Public funding of presidential elections
Under the presidential public funding program, eligible presidential candidates receive federal government funds to pay for the qualified expenses of their political campaigns in both the primary and general elections. The public funding program was designed to use tax dollars to:
- Match the first $250 of each contribution from individuals that an eligible presidential candidate receives during the primary campaign; and
- Fund the major party nominees' general election campaigns (and assist eligible minor party nominees).
Between 1976 and 2012, the program also funded the major parties’ presidential nominating conventions and provided partial convention funding to qualified minor parties. In 2014, legislation was enacted to end public funding of conventions.
Primary matching funds
Only candidates seeking nomination by a political party to the office of President are eligible to receive primary matching funds. A presidential candidate must establish eligibility by showing broad-based public support. He or she must raise more than $5,000 in each of at least 20 states (i.e., over $100,000). Although an individual may contribute up to $2,700 to a primary candidate, only a maximum of $250 of each individual’s contribution is counted in determining whether a candidate has met the $5,000 threshold in each state. This means that a candidate must receive contributions from a minimum of 20 contributors in each of at least 20 states in order to establish eligibility for primary matching funds.
Presidential candidates also must agree to:
- Limit campaign spending for all primary elections combined to $10 million plus a cost-of-living adjustment (COLA). This national spending limit was $48.07 million in 2016.
- Limit campaign spending in each state to $200,000 plus COLA, or to a specified amount based on the number of voting age individuals in the state (plus COLA), whichever is greater. In 2016, state limits ranged from $961,400 in Wyoming to $23,092,100 in California.
- Limit spending from personal funds to $50,000.
The campaign finance law exempts the payment of some expenses from the spending limits. Certain fundraising expenses (up to 20 percent of the expenditure limit) and legal and accounting expenses incurred solely to ensure the campaign's compliance with the law do not count against the expenditure limits.
Even if they no longer campaign actively in primary elections, candidates may continue to request public funds to pay off campaign debts until the first Monday of March of the year following an election.
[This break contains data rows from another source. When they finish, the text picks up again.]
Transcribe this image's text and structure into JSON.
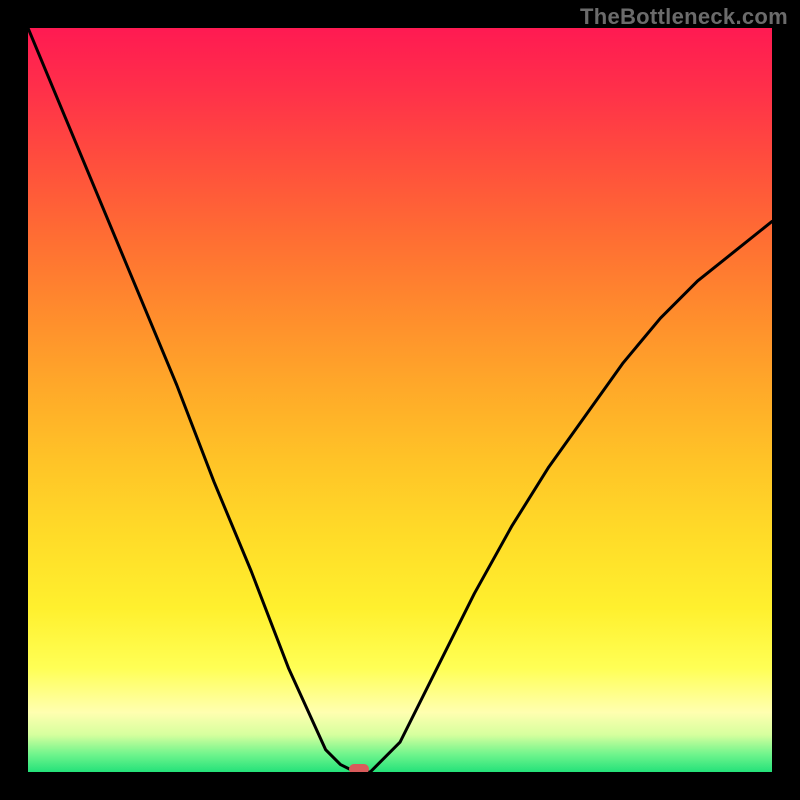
{
  "watermark": "TheBottleneck.com",
  "chart_data": {
    "type": "line",
    "title": "",
    "xlabel": "",
    "ylabel": "",
    "xlim": [
      0,
      1
    ],
    "ylim": [
      0,
      1
    ],
    "x": [
      0.0,
      0.05,
      0.1,
      0.15,
      0.2,
      0.25,
      0.3,
      0.35,
      0.4,
      0.42,
      0.44,
      0.45,
      0.46,
      0.5,
      0.55,
      0.6,
      0.65,
      0.7,
      0.75,
      0.8,
      0.85,
      0.9,
      0.95,
      1.0
    ],
    "values": [
      1.0,
      0.88,
      0.76,
      0.64,
      0.52,
      0.39,
      0.27,
      0.14,
      0.03,
      0.01,
      0.0,
      0.0,
      0.0,
      0.04,
      0.14,
      0.24,
      0.33,
      0.41,
      0.48,
      0.55,
      0.61,
      0.66,
      0.7,
      0.74
    ],
    "marker": {
      "x": 0.445,
      "y": 0.0
    },
    "background": "rainbow-vertical-gradient"
  },
  "colors": {
    "curve": "#000000",
    "marker": "#d95b5b",
    "frame": "#000000"
  }
}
However, to qualify for matching funds, contributions must be deposited in the campaign account by December 31 of the election year. Eligible candidates may receive public funds equaling up to half of the national spending limit for the primary campaign.
General election funds
Public funding for major party presidential nominees in the general election takes the form of a grant of $20 million plus the COLA. To be eligible to receive public funds, the presidential nominee of a major party must agree to limit spending to the amount of the grant and may not accept private contributions for the campaign. Candidates may spend an additional $50,000 from their own personal funds, which does not count against the expenditure limit. In 1976, each major party nominee received $21.8 million. By 2008 (the last year a major party candidate chose to accept a general election grant), that amount had grown to $84.1 million. (In 2016, the general election grant would have been $96.14 million.)
Minor party candidates and new party candidates may become eligible for partial public funding of their general election campaigns. A minor party candidate is the nominee of a party whose candidate received between five and 25 percent of the total popular vote in the preceding presidential election. The amount of public funding to which a minor party candidate is entitled is based on the ratio of the party's popular vote in the preceding presidential election to the average popular vote of the two major party candidates in that election. A new party candidate receives partial public funding after the election if he or she receives five percent or more of the vote. The entitlement is based on the ratio of the new party candidate's popular vote in the current election to the average popular vote of the two major party candidates in the election.
The $3 tax checkoff
Once the FEC determines that a candidate has met the eligibility requirements, it certifies the amount of public funds to which the candidate is entitled. The U.S. Treasury then makes the payments using funds from the $3 tax checkoff.
The 1040 federal income tax form asks taxpayers whether they'd like to designate $3 of their taxes paid to the Presidential Election Campaign Fund. When taxpayers check "yes," three of their tax dollars are placed in the Fund. Checking the "yes" box does not increase the amount of tax that taxpayers owe, nor does it decrease any refund to which they are entitled. The tax checkoff is the sole source of funds for the public funding program.
The FEC audits all campaigns that receive public funds for either the primary or general election. Candidates may owe a repayment to the Treasury if they used public funds to defray non-campaign related expenses, exceeded the expenditure limits, maintained a surplus of public funds, or received more public funds than they were entitled to receive.